Google is looking for someone to lead Republican political advertising, according to a recent job posting. The position will lead the sales team managing accounts for GOP campaigns.
This is at least the second role relating to Republican outreach that Google has advertised publicly. While the posting appears to be routine, it comes at a time when the GOP is in power both in the White House and Congress. It would make sense for the company to expand roles aimed at cementing GOP relationships.
In December, Google advertised to fill a manager to handle “conservative outreach,” described in the listing, as “Google’s liaison to conservative, libertarian and free market groups.”
The outreach position was filled by Max Pappas, who had been an aide to Sen. Ted Cruz, according to Politico Pro. Lee Carosi Dunn, who previously served as head of election sales, now heads White House outreach, according to the story.
Bloomberg reported the outreach job was not new, and that the previous policy specialist in the role had worked on Mitt Romney’s 2012 campaign for president. Still, the listing gained attention for having been posted in the wake of President Donald Trump’s election. Google had a cozy relationship with the White House during the presidency of Barack Obama.
Google has tried to forge a relationship with Trump since the election, but has also openly opposed his policies.

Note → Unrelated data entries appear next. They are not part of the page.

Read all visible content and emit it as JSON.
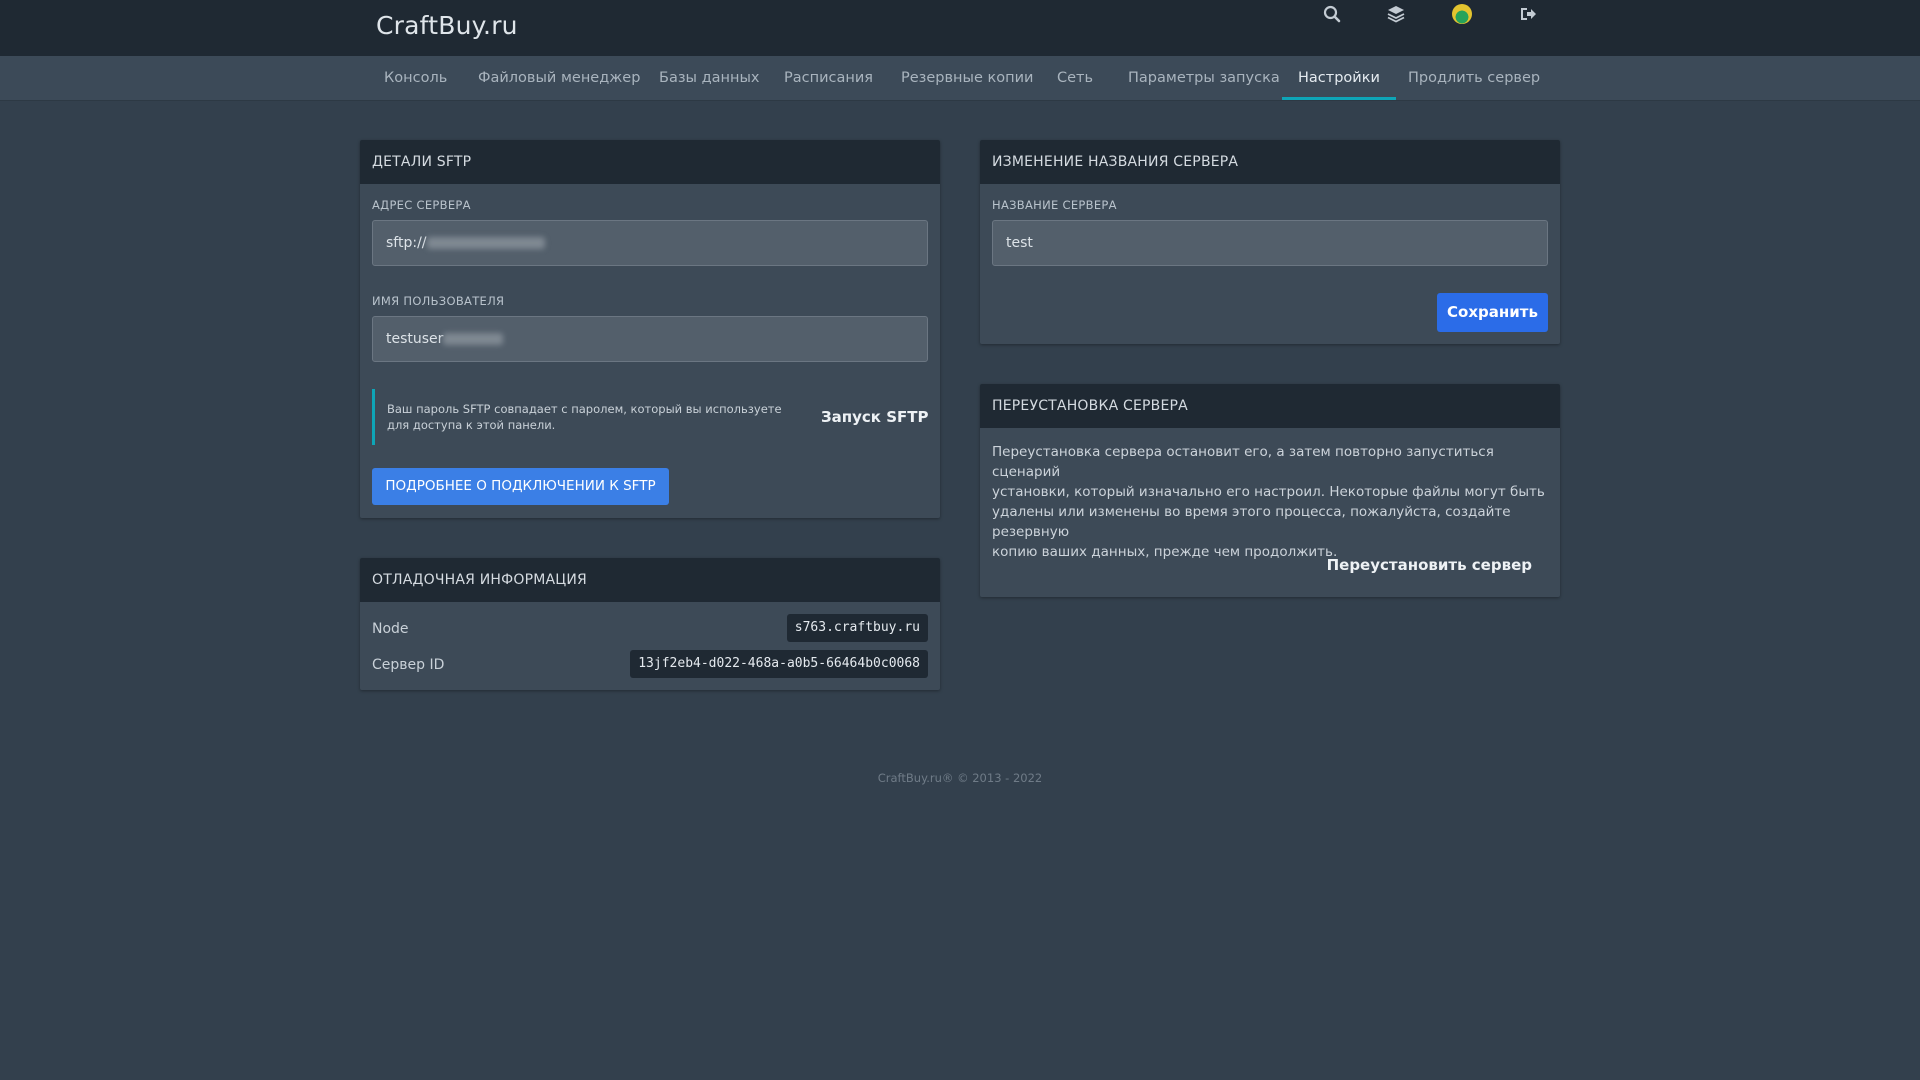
{
  "brand": "CraftBuy.ru",
  "header_icons": [
    "search-icon",
    "layers-icon",
    "avatar",
    "logout-icon"
  ],
  "nav": {
    "tabs": [
      {
        "label": "Консоль"
      },
      {
        "label": "Файловый менеджер"
      },
      {
        "label": "Базы данных"
      },
      {
        "label": "Расписания"
      },
      {
        "label": "Резервные копии"
      },
      {
        "label": "Сеть"
      },
      {
        "label": "Параметры запуска"
      },
      {
        "label": "Настройки",
        "active": true
      },
      {
        "label": "Продлить сервер"
      }
    ]
  },
  "sftp": {
    "title": "ДЕТАЛИ SFTP",
    "address_label": "АДРЕС СЕРВЕРА",
    "address_value": "sftp://",
    "username_label": "ИМЯ ПОЛЬЗОВАТЕЛЯ",
    "username_value": "testuser",
    "note_line1": "Ваш пароль SFTP совпадает с паролем, который вы используете",
    "note_line2": "для доступа к этой панели.",
    "launch_label": "Запуск SFTP",
    "more_button": "ПОДРОБНЕЕ О ПОДКЛЮЧЕНИИ К SFTP"
  },
  "debug": {
    "title": "ОТЛАДОЧНАЯ ИНФОРМАЦИЯ",
    "node_label": "Node",
    "node_value": "s763.craftbuy.ru",
    "server_id_label": "Сервер ID",
    "server_id_value": "13jf2eb4-d022-468a-a0b5-66464b0c0068"
  },
  "rename": {
    "title": "ИЗМЕНЕНИЕ НАЗВАНИЯ СЕРВЕРА",
    "name_label": "НАЗВАНИЕ СЕРВЕРА",
    "name_value": "test",
    "save_button": "Сохранить"
  },
  "reinstall": {
    "title": "ПЕРЕУСТАНОВКА СЕРВЕРА",
    "line1": "Переустановка сервера остановит его, а затем повторно запуститься сценарий",
    "line2": "установки, который изначально его настроил. Некоторые файлы могут быть",
    "line3": "удалены или изменены во время этого процесса, пожалуйста, создайте резервную",
    "line4": "копию ваших данных, прежде чем продолжить.",
    "button": "Переустановить сервер"
  },
  "footer": "CraftBuy.ru® © 2013 - 2022",
  "colors": {
    "background": "#33404d",
    "header": "#1f2933",
    "accent_tab": "#0ea5b7",
    "primary_button": "#2b6ce8"
  }
}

Shortly before President Donald Trump’s inauguration, Alphabet chairman and former CEO of Google Eric Schmidt reportedly met privately at Trump Tower in New York with White House adviser and son-in-law to the president, Jared Kushner.
In the case of the recently advertised Washington D.C.-based job, Google is looking for someone well connected. The ideal candidate should “have a wealth of experience with Republican campaigns and have strong relationships with GOP campaign managers, pollsters and general consultants.”
Google declined to comment for this story.
This story has been updated to include additional details about recent hires at Google.
This article originally appeared on Recode.net.